Why do sociologists study religion? For centuries, humankind has sought to understand and explain the “meaning of life.” Many philosophers believe this contemplation and the desire to understand our place in the universe are what differentiate humankind from other species. Religion, in one form or another, has been found in all human societies since human societies first appeared. Archaeological digs have revealed ritual objects, ceremonial burial sites, and other religious artifacts. Social conflict and even wars often result from religious disputes. To understand a culture, sociologists must study its religion.

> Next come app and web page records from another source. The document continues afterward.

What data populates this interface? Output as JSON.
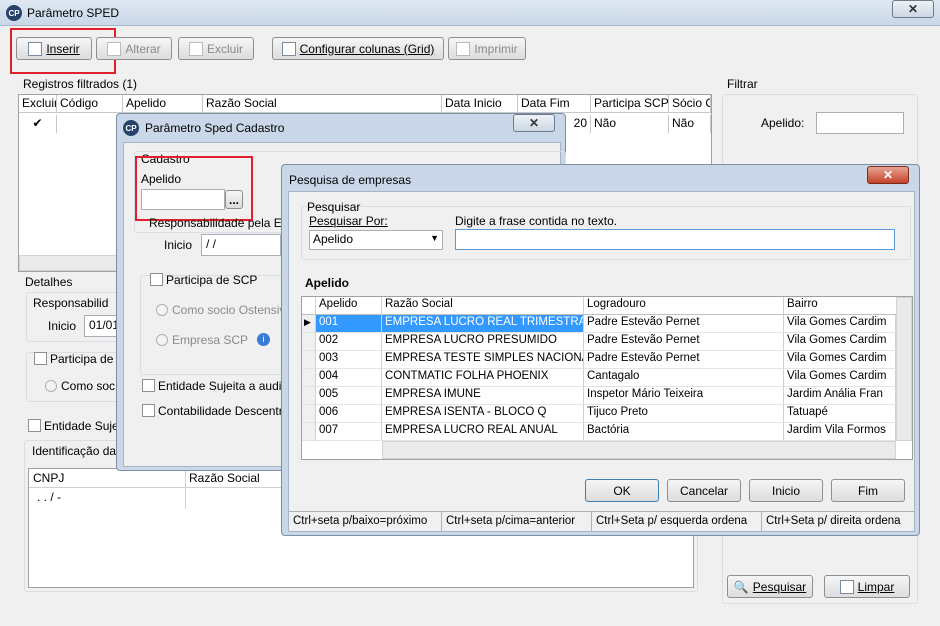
{
  "main_window": {
    "title": "Parâmetro SPED",
    "toolbar": {
      "inserir": "Inserir",
      "alterar": "Alterar",
      "excluir": "Excluir",
      "configurar": "Configurar colunas (Grid)",
      "imprimir": "Imprimir"
    },
    "registros_label": "Registros filtrados (1)",
    "grid": {
      "columns": [
        "Excluir",
        "Código",
        "Apelido",
        "Razão Social",
        "Data Inicio",
        "Data Fim",
        "Participa SCP",
        "Sócio O"
      ],
      "row": {
        "data_fim": "20",
        "participa_scp": "Não",
        "socio": "Não"
      }
    },
    "detalhes_label": "Detalhes",
    "responsabilidade_label": "Responsabilid",
    "inicio_label": "Inicio",
    "inicio_value": "01/01",
    "participa_label": "Participa de",
    "como_soc_label": "Como soc",
    "entidade_label": "Entidade Suje",
    "identificacao_label": "Identificação da",
    "cnpj_header": "CNPJ",
    "razao_header": "Razão Social",
    "cnpj_mask": ". . /  -",
    "filtrar": {
      "label": "Filtrar",
      "apelido_label": "Apelido:",
      "pesquisar_button": "Pesquisar",
      "limpar_button": "Limpar"
    }
  },
  "cadastro_dialog": {
    "title": "Parâmetro Sped Cadastro",
    "cadastro_label": "Cadastro",
    "apelido_label": "Apelido",
    "ellipsis": "...",
    "responsabilidade_label": "Responsabilidade pela En",
    "inicio_label": "Inicio",
    "inicio_value": " / /",
    "participa_scp_label": "Participa de SCP",
    "como_socio_label": "Como socio Ostensiv",
    "empresa_scp_label": "Empresa SCP",
    "entidade_label": "Entidade Sujeita a audit",
    "contabilidade_label": "Contabilidade Descentr"
  },
  "pesquisa_dialog": {
    "title": "Pesquisa de empresas",
    "pesquisar_group": "Pesquisar",
    "pesquisar_por_label": "Pesquisar Por:",
    "pesquisar_por_value": "Apelido",
    "digite_label": "Digite a frase contida no texto.",
    "sort_label": "Apelido",
    "columns": [
      "Apelido",
      "Razão Social",
      "Logradouro",
      "Bairro"
    ],
    "rows": [
      {
        "apelido": "001",
        "razao": "EMPRESA LUCRO REAL TRIMESTRAL",
        "logradouro": "Padre Estevão Pernet",
        "bairro": "Vila Gomes Cardim"
      },
      {
        "apelido": "002",
        "razao": "EMPRESA LUCRO PRESUMIDO",
        "logradouro": "Padre Estevão Pernet",
        "bairro": "Vila Gomes Cardim"
      },
      {
        "apelido": "003",
        "razao": "EMPRESA TESTE SIMPLES NACIONAL",
        "logradouro": "Padre Estevão Pernet",
        "bairro": "Vila Gomes Cardim"
      },
      {
        "apelido": "004",
        "razao": "CONTMATIC FOLHA PHOENIX",
        "logradouro": "Cantagalo",
        "bairro": "Vila Gomes Cardim"
      },
      {
        "apelido": "005",
        "razao": "EMPRESA IMUNE",
        "logradouro": "Inspetor Mário Teixeira",
        "bairro": "Jardim Anália Fran"
      },
      {
        "apelido": "006",
        "razao": "EMPRESA ISENTA - BLOCO Q",
        "logradouro": "Tijuco Preto",
        "bairro": "Tatuapé"
      },
      {
        "apelido": "007",
        "razao": "EMPRESA LUCRO REAL ANUAL",
        "logradouro": "Bactória",
        "bairro": "Jardim Vila Formos"
      }
    ],
    "buttons": {
      "ok": "OK",
      "cancelar": "Cancelar",
      "inicio": "Inicio",
      "fim": "Fim"
    },
    "status": [
      "Ctrl+seta p/baixo=próximo",
      "Ctrl+seta p/cima=anterior",
      "Ctrl+Seta p/ esquerda ordena",
      "Ctrl+Seta p/ direita ordena"
    ]
  },
  "colors": {
    "accent": "#3399ff",
    "highlight_red": "#e0202a",
    "title_blue": "#c9d7e8"
  }
}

What is religion? Pioneer sociologist Emile Durkheim described it with the ethereal statement that it consists of “things that surpass the limits of our knowledge” (1915). He went on to elaborate: Religion is “a unified system of beliefs and practices relative to sacred things, that is to say set apart and forbidden, beliefs and practices which unite into one single moral community, called a church, all those who adhere to them” (1915). Some people associate religion with places of worship (a synagogue or church), others with a practice (confession or meditation), and still others with a concept that guides their daily lives (like dharma or sin). All of these people can agree that religion is a system of beliefs, values, and practices concerning what a person holds sacred or considers to be spiritually significant.
Religion can also serve as a filter for examining other issues in society and other components of a culture. For example, after the terrorist attacks of September 11, 2001, it became important for teachers, church leaders, and the media to educate Americans about Islam to prevent stereotyping and to promote religious tolerance. Sociological tools and methods, such as surveys, polls, interviews, and analysis of historical data, can be applied to the study of religion in a culture to help us better understand the role religion plays in people’s lives and the way it influences society.